Geographical barriers to connecting remote areas: As of 2010, some rural communities did not have access even to a cellular signal, where service provisioning was not economically viable. The problem is particularly acute in small rural communities that housed fewer than 5,000 residents.
Lack of affordability of service: Internet access was unavailable most of these regions, forcing people to travel long distances to get access to reliable connectivity, incurring high transaction costs.
Regulatory Barriers: Mexico occupies the bottom of the OECD ranks for Internet adoption and network investment. Telecom licenses were governed by a concessions regime under which only one provider in each of the country’s nine regions was nominated to provide rural Internet access.

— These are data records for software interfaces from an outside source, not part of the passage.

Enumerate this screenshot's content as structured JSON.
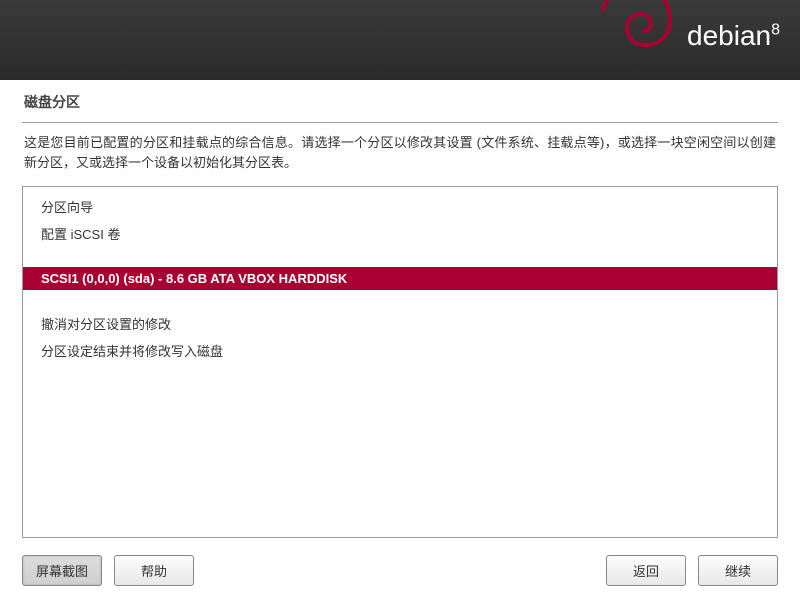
{
  "brand": {
    "name": "debian",
    "version": "8"
  },
  "page_title": "磁盘分区",
  "instructions": "这是您目前已配置的分区和挂载点的综合信息。请选择一个分区以修改其设置 (文件系统、挂载点等)，或选择一块空闲空间以创建新分区，又或选择一个设备以初始化其分区表。",
  "list": {
    "guided": "分区向导",
    "iscsi": "配置 iSCSI 卷",
    "disk": "SCSI1 (0,0,0) (sda) - 8.6 GB ATA VBOX HARDDISK",
    "undo": "撤消对分区设置的修改",
    "finish": "分区设定结束并将修改写入磁盘"
  },
  "buttons": {
    "screenshot": "屏幕截图",
    "help": "帮助",
    "back": "返回",
    "continue": "继续"
  }
}
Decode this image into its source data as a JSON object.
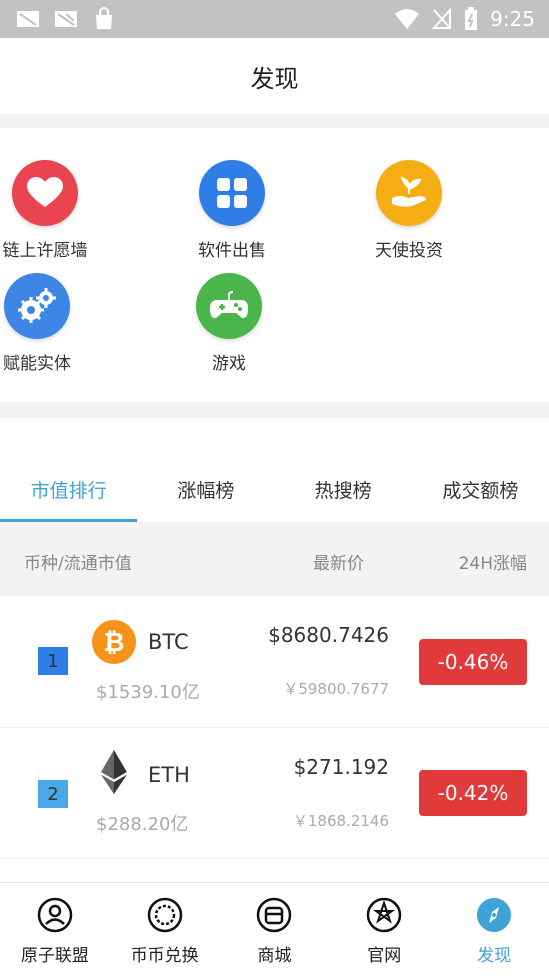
{
  "status_bar": {
    "time": "9:25"
  },
  "header": {
    "title": "发现"
  },
  "grid": [
    {
      "label": "链上许愿墙",
      "icon": "heart-icon",
      "color": "#e9444f"
    },
    {
      "label": "软件出售",
      "icon": "apps-grid-icon",
      "color": "#2f7ee8"
    },
    {
      "label": "天使投资",
      "icon": "hand-sprout-icon",
      "color": "#f5ad12"
    },
    {
      "label": "赋能实体",
      "icon": "gears-icon",
      "color": "#3d86e6"
    },
    {
      "label": "游戏",
      "icon": "gamepad-icon",
      "color": "#4ab54a"
    }
  ],
  "tabs": [
    {
      "label": "市值排行",
      "active": true
    },
    {
      "label": "涨幅榜",
      "active": false
    },
    {
      "label": "热搜榜",
      "active": false
    },
    {
      "label": "成交额榜",
      "active": false
    }
  ],
  "columns": {
    "coin": "币种/流通市值",
    "price": "最新价",
    "change": "24H涨幅"
  },
  "rows": [
    {
      "rank": "1",
      "symbol": "BTC",
      "market_cap": "$1539.10亿",
      "price_usd": "$8680.7426",
      "price_cny": "￥59800.7677",
      "change": "-0.46%",
      "icon": "bitcoin-icon"
    },
    {
      "rank": "2",
      "symbol": "ETH",
      "market_cap": "$288.20亿",
      "price_usd": "$271.192",
      "price_cny": "￥1868.2146",
      "change": "-0.42%",
      "icon": "ethereum-icon"
    }
  ],
  "nav": [
    {
      "label": "原子联盟",
      "icon": "person-icon",
      "active": false
    },
    {
      "label": "币币兑换",
      "icon": "exchange-icon",
      "active": false
    },
    {
      "label": "商城",
      "icon": "shop-icon",
      "active": false
    },
    {
      "label": "官网",
      "icon": "website-icon",
      "active": false
    },
    {
      "label": "发现",
      "icon": "compass-icon",
      "active": true
    }
  ],
  "colors": {
    "accent": "#3fa3d8",
    "down": "#e03a3a"
  }
}
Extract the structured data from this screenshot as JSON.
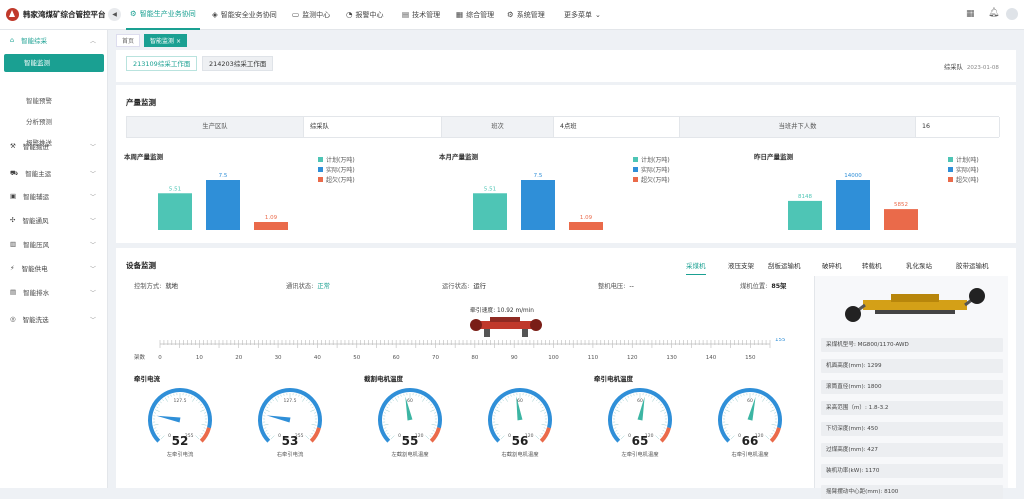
{
  "app": {
    "title": "韩家湾煤矿综合管控平台"
  },
  "topnav": [
    {
      "label": "智能生产业务协同",
      "icon": "factory-icon",
      "active": true
    },
    {
      "label": "智能安全业务协同",
      "icon": "shield-icon"
    },
    {
      "label": "监测中心",
      "icon": "monitor-icon"
    },
    {
      "label": "报警中心",
      "icon": "bell-icon"
    },
    {
      "label": "技术管理",
      "icon": "document-icon"
    },
    {
      "label": "综合管理",
      "icon": "grid-icon"
    },
    {
      "label": "系统管理",
      "icon": "gear-icon"
    },
    {
      "label": "更多菜单"
    }
  ],
  "sidebar": {
    "groups": [
      {
        "label": "智能综采",
        "icon": "mining-icon"
      },
      {
        "label": "智能掘进",
        "icon": "drill-icon"
      },
      {
        "label": "智能主运",
        "icon": "cart-icon"
      },
      {
        "label": "智能辅运",
        "icon": "truck-icon"
      },
      {
        "label": "智能通风",
        "icon": "fan-icon"
      },
      {
        "label": "智能压风",
        "icon": "compressor-icon"
      },
      {
        "label": "智能供电",
        "icon": "power-icon"
      },
      {
        "label": "智能排水",
        "icon": "drain-icon"
      },
      {
        "label": "智能洗选",
        "icon": "wash-icon"
      }
    ],
    "subitems": [
      {
        "label": "智能监测",
        "active": true
      },
      {
        "label": "智能预警"
      },
      {
        "label": "分析预测"
      },
      {
        "label": "报警推送"
      }
    ]
  },
  "breadcrumb": {
    "home": "首页",
    "current": "智能监测"
  },
  "work_tabs": [
    "213109综采工作面",
    "214203综采工作面"
  ],
  "header_right": {
    "team": "综采队",
    "date": "2023-01-08"
  },
  "production": {
    "title": "产量监测",
    "info": {
      "area_label": "生产区队",
      "area_value": "综采队",
      "shift_label": "班次",
      "shift_value": "4点班",
      "people_label": "当班井下人数",
      "people_value": "16"
    }
  },
  "chart_data": [
    {
      "type": "bar",
      "title": "本周产量监测",
      "categories": [
        "计划(万吨)",
        "实际(万吨)",
        "超欠(万吨)"
      ],
      "values": [
        5.51,
        7.5,
        1.09
      ],
      "colors": [
        "#4ec5b5",
        "#2f8fd8",
        "#ea6a4a"
      ]
    },
    {
      "type": "bar",
      "title": "本月产量监测",
      "categories": [
        "计划(万吨)",
        "实际(万吨)",
        "超欠(万吨)"
      ],
      "values": [
        5.51,
        7.5,
        1.09
      ],
      "colors": [
        "#4ec5b5",
        "#2f8fd8",
        "#ea6a4a"
      ]
    },
    {
      "type": "bar",
      "title": "昨日产量监测",
      "categories": [
        "计划(吨)",
        "实际(吨)",
        "超欠(吨)"
      ],
      "values": [
        8148,
        14000,
        5852
      ],
      "colors": [
        "#4ec5b5",
        "#2f8fd8",
        "#ea6a4a"
      ]
    }
  ],
  "device": {
    "title": "设备监测",
    "tabs": [
      "采煤机",
      "液压支架",
      "刮板运输机",
      "破碎机",
      "转载机",
      "乳化泵站",
      "胶带运输机"
    ],
    "status": {
      "control_label": "控制方式:",
      "control_value": "就地",
      "comm_label": "通讯状态:",
      "comm_value": "正常",
      "run_label": "运行状态:",
      "run_value": "运行",
      "volt_label": "整机电压:",
      "volt_value": "--",
      "pos_label": "煤机位置:",
      "pos_value": "85架"
    },
    "speed_label": "牵引速度:",
    "speed_value": "10.92 m/min",
    "scale": {
      "label": "架数",
      "ticks": [
        0,
        10,
        20,
        30,
        40,
        50,
        60,
        70,
        80,
        90,
        100,
        110,
        120,
        130,
        140,
        150
      ],
      "end": "155"
    },
    "gauge_groups": [
      "牵引电流",
      "截割电机温度",
      "牵引电机温度"
    ],
    "gauges": [
      {
        "value": 52,
        "min": 0,
        "max": 255,
        "mid": "127.5",
        "label": "左牵引电流"
      },
      {
        "value": 53,
        "min": 0,
        "max": 255,
        "mid": "127.5",
        "label": "右牵引电流"
      },
      {
        "value": 55,
        "min": 0,
        "max": 120,
        "mid": "60",
        "label": "左截割电机温度"
      },
      {
        "value": 56,
        "min": 0,
        "max": 120,
        "mid": "60",
        "label": "右截割电机温度"
      },
      {
        "value": 65,
        "min": 0,
        "max": 120,
        "mid": "60",
        "label": "左牵引电机温度"
      },
      {
        "value": 66,
        "min": 0,
        "max": 120,
        "mid": "60",
        "label": "右牵引电机温度"
      }
    ],
    "specs": [
      "采煤机型号: MG800/1170-AWD",
      "机面高度(mm): 1299",
      "滚筒直径(mm): 1800",
      "采高范围（m）: 1.8-3.2",
      "下切深度(mm): 450",
      "过煤高度(mm): 427",
      "装机功率(kW): 1170",
      "摇臂摆动中心距(mm): 8100"
    ]
  }
}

This acted as a barrier to small service providers to set up and provide connections to rural markets, until legislation for sectoral reform was passed in 2014.
Rhizomatica’s Suggestions for Future Projects
Self-sustaining community-owned and operated cellular networks are a viable alternative to traditional buildouts – They have the potential to make innovative use of open source technologies to provide the first low-cost connectivity in areas that are economically unviable for incumbent operators.
Training of community members is essential – a system that incentivizes community buy-in, creates sustainable models that provides long-term connectivity solutions.
Consistent advocacy for regulatory reform – Regulatory advocacy should be combined with technological innovation in deployment in order for the benefits to reach more communities.
Project website: https://www.rhizomatica.org/